For Lemrick Nelson, a key figure in the Crown Heights riot twenty years ago, life has changed — and changed again. But for the families of the victims and witnesses of the violence, the future was forever altered.
As if to emphasize this point, artist Jamel Shabazz recently shared his imagined family photos of Galvin Cato, the child whose death became the precipitating event of the riot, and yeshiva student Yankel Rosenbaum who was murdered during the ensuing violence. Despite their losses, Cato’s father and Rosenbaum’s brother appeared together recently in this segment by Channel 2 in NY.

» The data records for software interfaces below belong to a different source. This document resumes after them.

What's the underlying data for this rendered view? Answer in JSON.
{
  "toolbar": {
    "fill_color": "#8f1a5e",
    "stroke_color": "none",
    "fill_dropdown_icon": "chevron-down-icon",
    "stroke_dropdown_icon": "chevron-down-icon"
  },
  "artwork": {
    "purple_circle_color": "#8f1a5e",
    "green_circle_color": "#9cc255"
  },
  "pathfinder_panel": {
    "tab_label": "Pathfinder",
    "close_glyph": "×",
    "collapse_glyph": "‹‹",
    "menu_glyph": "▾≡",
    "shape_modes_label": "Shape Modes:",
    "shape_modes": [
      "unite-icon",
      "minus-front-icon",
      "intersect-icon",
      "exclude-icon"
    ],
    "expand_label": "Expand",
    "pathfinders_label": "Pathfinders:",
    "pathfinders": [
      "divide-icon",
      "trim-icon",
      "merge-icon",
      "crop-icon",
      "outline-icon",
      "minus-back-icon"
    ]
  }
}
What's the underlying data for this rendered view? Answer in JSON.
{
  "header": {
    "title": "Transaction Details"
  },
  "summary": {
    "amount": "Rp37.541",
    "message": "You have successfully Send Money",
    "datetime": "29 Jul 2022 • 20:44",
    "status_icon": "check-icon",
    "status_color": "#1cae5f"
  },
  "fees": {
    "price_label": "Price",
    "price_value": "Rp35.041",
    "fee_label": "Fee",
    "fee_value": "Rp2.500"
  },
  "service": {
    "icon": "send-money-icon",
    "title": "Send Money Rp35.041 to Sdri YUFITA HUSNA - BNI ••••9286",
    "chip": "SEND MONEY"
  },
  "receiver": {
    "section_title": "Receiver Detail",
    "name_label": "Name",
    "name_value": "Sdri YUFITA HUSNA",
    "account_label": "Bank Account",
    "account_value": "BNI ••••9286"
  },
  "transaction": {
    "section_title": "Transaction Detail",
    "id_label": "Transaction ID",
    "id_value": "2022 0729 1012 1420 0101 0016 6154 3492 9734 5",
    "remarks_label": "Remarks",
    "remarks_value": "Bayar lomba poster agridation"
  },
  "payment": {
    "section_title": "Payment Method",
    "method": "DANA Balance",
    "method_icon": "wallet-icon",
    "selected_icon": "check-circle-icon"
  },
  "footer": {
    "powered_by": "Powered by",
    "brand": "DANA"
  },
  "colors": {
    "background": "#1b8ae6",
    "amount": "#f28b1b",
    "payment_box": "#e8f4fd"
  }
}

Still, not every aspect of the riot has been forgiven. The Rev. Al Sharpton — whose tactics and verbal incitement in the wake of the riots were branded anti-Semitic by JTA in 1991– withdrew from a panel event following communal pressure and the objection of Rosenbaum’s brother.
Columbia University journalism professor Ari Goldman recently wrote in The Jewish Week about his frustration with The New York Times’ framing of the violence. But how did the (officially) Jewish press react? Founder of The Forward’s English language paper Seth Lipsky offers this retrospective.
JTA’s first report of the events did not appear until Thursday, after the third night of rioting. A cursory look shows that while a NY Times-published piece during the riot invoked the term "pogrom," JTA tended to characterize the violence as "anti-semitic" in nature, reserving the term pogrom for a first anniversary article.
In chronological order, here are the first several JTA daily bulletin reports following the Crown Heights riot:
"Fatal Brooklyn Traffic Accident Sparks Widespread Racial Violence." Debra Nussbaum Cohen and Jackie Rothenberg. Jewish Telegraphic Agency 22 Aug 1991.
"Police Promise Greater Vigilance Against Unrest in Crown Heights." Jackie Rothenberg. Jewish Telegraphic Agency 23 Aug 1991.
"Crown Heights Remains Restive As Violence and Rioting Die Down." Debra Nussbaum Cohen. 27 Aug 1991.
"Riots Are over in Crown Heights, but Anti-jewish Violence Goes on." Debra Nussbaum Cohen. Jewish Telegraphic Agency 30 Aug 1991.
"Hatzolah Volunteer Says He Tried to Aid Child Struck in Accident." Stewart Ain The New York Jewish Week
"Behind the Headlines: Crown Heights a Sobering Reminder of Change in Black-jewish Relations." Jewish Telegraphic Agency 5 Sep 1991.
If you weren’t around or were you young to recall these events, try this 2002 article from The Village Voice, this recent piece in The New Yorker for starters, or the YouTube clip of a 1991 news broadcast below:
[Image courtesy of Skylight Gallery exhibition, Crown Heights Gold: Examining Race Relations and Healing in Crown Heights, Brooklyn During the 20 Years Since the 1991 Riot]